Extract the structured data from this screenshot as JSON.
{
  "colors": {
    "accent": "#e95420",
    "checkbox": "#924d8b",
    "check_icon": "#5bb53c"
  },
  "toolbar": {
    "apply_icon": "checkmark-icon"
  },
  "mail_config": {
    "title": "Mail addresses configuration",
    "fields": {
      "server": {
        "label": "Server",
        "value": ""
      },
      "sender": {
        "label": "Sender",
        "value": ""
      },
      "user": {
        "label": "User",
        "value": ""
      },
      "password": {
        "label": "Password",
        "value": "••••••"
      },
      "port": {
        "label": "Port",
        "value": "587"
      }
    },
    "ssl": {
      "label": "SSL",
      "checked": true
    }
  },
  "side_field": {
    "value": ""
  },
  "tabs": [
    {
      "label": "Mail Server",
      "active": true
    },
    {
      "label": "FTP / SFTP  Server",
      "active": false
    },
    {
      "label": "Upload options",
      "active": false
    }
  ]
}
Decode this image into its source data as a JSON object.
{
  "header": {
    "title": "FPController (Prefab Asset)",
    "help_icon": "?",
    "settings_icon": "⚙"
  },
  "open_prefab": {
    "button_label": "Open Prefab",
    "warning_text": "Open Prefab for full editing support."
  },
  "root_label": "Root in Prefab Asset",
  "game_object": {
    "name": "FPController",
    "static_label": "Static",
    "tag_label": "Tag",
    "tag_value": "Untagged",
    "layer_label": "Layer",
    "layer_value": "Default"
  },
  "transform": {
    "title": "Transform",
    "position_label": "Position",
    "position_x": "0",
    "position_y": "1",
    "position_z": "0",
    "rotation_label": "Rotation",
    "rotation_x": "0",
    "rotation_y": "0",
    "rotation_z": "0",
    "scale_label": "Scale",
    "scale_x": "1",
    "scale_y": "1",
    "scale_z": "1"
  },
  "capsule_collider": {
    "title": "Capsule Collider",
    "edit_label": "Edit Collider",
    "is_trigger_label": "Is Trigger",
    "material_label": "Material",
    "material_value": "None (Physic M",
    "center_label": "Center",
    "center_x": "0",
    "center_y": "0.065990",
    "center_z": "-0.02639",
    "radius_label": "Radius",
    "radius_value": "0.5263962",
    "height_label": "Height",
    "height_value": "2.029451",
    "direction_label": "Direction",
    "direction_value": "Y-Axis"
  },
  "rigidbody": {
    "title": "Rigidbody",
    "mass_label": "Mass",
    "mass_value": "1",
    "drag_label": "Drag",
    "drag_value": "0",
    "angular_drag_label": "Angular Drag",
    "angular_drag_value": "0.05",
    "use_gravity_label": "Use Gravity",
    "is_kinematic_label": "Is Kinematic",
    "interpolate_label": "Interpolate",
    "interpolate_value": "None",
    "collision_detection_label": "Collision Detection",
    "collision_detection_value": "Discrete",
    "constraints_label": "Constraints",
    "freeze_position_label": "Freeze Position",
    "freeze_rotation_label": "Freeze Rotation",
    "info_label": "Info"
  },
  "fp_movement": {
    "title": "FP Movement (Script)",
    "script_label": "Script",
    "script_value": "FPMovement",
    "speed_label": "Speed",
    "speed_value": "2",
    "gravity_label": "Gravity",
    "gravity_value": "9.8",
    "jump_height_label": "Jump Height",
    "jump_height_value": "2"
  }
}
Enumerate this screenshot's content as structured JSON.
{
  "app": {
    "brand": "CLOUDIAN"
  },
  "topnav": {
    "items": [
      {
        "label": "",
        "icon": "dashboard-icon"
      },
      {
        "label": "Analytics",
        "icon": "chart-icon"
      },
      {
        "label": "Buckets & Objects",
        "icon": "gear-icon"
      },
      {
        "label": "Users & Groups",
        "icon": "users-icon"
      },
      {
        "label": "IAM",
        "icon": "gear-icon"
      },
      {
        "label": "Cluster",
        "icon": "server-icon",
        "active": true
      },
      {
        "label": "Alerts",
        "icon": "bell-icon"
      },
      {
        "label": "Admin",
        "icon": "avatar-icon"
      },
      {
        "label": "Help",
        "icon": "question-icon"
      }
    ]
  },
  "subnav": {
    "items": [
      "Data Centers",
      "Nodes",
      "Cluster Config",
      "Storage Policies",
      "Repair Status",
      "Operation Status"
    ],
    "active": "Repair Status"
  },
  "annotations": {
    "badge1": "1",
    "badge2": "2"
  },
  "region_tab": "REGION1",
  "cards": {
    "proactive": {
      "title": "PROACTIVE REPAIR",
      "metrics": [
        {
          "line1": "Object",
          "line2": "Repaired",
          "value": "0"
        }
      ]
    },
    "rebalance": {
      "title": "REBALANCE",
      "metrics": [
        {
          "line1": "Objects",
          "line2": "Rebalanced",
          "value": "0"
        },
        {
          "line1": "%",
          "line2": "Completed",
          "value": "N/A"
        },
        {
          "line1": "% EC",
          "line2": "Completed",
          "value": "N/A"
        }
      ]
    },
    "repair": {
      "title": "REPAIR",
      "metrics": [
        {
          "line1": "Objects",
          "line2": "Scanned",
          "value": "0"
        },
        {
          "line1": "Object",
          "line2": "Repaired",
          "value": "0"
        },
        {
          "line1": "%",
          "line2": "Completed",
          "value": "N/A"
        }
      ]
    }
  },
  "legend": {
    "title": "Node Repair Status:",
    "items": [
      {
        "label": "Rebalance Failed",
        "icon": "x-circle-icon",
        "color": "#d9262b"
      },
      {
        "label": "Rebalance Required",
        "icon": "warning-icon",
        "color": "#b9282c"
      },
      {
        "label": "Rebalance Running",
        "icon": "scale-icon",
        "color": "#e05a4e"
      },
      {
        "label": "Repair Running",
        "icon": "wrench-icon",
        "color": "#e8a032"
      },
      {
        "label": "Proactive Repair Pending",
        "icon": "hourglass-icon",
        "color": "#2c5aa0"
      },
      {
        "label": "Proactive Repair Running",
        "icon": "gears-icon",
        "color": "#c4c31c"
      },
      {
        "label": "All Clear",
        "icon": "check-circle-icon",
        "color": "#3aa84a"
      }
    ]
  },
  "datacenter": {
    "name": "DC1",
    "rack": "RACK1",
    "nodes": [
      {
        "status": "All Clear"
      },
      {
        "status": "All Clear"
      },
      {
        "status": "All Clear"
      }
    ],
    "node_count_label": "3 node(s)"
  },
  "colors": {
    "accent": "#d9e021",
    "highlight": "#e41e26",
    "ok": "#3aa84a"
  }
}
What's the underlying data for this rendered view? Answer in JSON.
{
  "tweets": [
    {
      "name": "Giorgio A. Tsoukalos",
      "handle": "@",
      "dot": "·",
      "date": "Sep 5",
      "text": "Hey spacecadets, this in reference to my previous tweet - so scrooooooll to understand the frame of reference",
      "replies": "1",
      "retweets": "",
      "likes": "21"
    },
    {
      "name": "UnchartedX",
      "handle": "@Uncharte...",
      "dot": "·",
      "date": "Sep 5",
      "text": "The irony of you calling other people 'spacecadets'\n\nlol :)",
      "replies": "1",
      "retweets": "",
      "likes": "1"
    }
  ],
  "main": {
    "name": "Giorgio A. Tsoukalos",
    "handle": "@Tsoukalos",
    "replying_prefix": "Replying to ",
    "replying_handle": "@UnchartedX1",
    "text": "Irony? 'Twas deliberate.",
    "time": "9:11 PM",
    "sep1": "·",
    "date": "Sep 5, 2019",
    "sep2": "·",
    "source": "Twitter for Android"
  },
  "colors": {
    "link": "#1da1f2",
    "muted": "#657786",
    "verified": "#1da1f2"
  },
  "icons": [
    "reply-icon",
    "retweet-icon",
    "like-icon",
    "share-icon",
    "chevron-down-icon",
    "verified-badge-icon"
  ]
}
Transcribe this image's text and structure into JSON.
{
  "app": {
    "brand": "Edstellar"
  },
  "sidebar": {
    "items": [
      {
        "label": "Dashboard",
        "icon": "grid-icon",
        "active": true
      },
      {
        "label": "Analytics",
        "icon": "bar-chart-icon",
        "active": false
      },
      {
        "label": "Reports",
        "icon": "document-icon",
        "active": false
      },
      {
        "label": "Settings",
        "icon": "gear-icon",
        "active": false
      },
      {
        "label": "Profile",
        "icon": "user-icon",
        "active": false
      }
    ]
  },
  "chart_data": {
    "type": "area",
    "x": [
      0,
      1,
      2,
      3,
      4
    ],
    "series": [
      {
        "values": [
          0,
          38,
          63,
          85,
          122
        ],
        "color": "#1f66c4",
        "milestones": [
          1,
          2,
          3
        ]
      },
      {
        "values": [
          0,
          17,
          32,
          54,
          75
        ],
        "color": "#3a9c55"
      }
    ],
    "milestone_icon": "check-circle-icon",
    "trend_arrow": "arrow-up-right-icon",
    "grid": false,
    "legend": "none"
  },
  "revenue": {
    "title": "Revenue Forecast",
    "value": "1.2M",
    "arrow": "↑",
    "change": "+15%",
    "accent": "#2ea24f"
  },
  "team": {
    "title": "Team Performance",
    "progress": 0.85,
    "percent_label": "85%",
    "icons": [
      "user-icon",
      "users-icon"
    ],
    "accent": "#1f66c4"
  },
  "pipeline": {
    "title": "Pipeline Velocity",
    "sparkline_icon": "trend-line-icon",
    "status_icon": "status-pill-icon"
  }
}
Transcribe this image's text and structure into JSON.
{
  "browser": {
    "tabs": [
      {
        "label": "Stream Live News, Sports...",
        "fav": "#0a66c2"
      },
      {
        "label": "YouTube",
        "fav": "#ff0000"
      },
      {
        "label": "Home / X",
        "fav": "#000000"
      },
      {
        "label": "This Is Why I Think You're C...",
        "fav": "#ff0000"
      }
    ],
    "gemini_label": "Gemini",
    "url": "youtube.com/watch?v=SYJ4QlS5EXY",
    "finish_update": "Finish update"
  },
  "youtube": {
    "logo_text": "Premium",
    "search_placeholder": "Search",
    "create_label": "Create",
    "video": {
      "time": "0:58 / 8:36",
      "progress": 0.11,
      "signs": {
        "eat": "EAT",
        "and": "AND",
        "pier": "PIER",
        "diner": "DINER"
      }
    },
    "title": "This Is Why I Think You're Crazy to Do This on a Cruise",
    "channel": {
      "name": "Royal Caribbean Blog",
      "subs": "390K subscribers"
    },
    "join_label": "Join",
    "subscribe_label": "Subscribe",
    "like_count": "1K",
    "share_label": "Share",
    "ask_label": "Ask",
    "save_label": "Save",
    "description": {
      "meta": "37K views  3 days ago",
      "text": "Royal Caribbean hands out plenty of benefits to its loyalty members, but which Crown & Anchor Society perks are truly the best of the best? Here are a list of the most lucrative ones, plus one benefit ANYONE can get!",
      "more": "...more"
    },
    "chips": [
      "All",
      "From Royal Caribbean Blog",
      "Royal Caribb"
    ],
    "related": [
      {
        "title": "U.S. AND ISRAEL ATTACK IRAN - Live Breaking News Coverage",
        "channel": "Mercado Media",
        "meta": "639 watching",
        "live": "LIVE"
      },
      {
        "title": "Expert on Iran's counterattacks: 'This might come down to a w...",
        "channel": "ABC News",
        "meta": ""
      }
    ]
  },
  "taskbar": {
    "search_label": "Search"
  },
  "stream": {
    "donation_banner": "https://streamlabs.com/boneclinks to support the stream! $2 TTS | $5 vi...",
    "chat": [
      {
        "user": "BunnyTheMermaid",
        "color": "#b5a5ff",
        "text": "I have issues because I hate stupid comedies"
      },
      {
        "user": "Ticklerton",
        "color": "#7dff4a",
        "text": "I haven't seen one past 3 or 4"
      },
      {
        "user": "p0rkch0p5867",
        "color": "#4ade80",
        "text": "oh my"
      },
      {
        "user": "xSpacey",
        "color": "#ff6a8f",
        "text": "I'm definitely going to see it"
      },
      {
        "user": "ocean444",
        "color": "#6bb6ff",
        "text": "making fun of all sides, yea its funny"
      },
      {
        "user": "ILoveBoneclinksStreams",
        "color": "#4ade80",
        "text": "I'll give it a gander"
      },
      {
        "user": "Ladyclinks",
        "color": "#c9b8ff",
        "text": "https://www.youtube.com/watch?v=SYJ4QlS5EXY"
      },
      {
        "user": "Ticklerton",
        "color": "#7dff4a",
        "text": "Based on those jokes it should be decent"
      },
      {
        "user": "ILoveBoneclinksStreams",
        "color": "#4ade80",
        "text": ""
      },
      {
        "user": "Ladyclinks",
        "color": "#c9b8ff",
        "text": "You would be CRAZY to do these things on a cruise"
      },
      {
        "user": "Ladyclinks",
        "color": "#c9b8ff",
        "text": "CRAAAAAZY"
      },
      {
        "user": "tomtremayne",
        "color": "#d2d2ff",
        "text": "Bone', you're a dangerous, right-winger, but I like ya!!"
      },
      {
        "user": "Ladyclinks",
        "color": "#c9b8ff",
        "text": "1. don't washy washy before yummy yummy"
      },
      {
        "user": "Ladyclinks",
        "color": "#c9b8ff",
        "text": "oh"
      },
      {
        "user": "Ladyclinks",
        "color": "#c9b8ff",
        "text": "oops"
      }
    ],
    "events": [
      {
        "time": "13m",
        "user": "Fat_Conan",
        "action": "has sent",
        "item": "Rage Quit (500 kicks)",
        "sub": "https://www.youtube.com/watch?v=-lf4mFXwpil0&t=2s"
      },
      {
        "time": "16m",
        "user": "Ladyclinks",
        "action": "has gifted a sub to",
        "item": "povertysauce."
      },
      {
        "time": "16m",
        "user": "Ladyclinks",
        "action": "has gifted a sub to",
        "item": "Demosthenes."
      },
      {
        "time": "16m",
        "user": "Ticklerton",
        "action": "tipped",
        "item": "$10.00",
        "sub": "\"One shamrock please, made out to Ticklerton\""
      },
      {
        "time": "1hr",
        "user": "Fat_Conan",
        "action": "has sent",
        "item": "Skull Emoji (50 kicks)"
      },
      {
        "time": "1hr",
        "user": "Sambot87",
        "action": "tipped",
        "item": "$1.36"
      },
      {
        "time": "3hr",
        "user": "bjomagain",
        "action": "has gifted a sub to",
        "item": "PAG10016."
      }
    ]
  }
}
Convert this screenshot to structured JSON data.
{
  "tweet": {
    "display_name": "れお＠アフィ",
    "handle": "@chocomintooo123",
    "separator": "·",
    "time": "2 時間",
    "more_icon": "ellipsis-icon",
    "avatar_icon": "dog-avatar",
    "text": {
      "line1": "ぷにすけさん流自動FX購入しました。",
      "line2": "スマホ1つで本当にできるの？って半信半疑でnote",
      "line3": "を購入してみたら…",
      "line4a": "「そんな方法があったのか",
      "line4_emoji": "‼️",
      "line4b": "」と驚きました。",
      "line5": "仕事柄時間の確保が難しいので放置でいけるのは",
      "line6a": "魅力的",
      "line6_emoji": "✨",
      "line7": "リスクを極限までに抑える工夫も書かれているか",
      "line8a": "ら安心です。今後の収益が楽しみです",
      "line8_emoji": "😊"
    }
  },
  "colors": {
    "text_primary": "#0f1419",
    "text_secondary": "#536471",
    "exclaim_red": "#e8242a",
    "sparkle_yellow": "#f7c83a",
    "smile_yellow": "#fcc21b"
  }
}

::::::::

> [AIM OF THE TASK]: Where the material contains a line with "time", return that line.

> [YOUR RESPONSE]:
    "time": "9:11 PM",
      "time": "0:58 / 8:36",
        "time": "13m",
        "time": "16m",
        "time": "16m",
        "time": "16m",
        "time": "1hr",
        "time": "1hr",
        "time": "3hr",
    "time": "2 時間",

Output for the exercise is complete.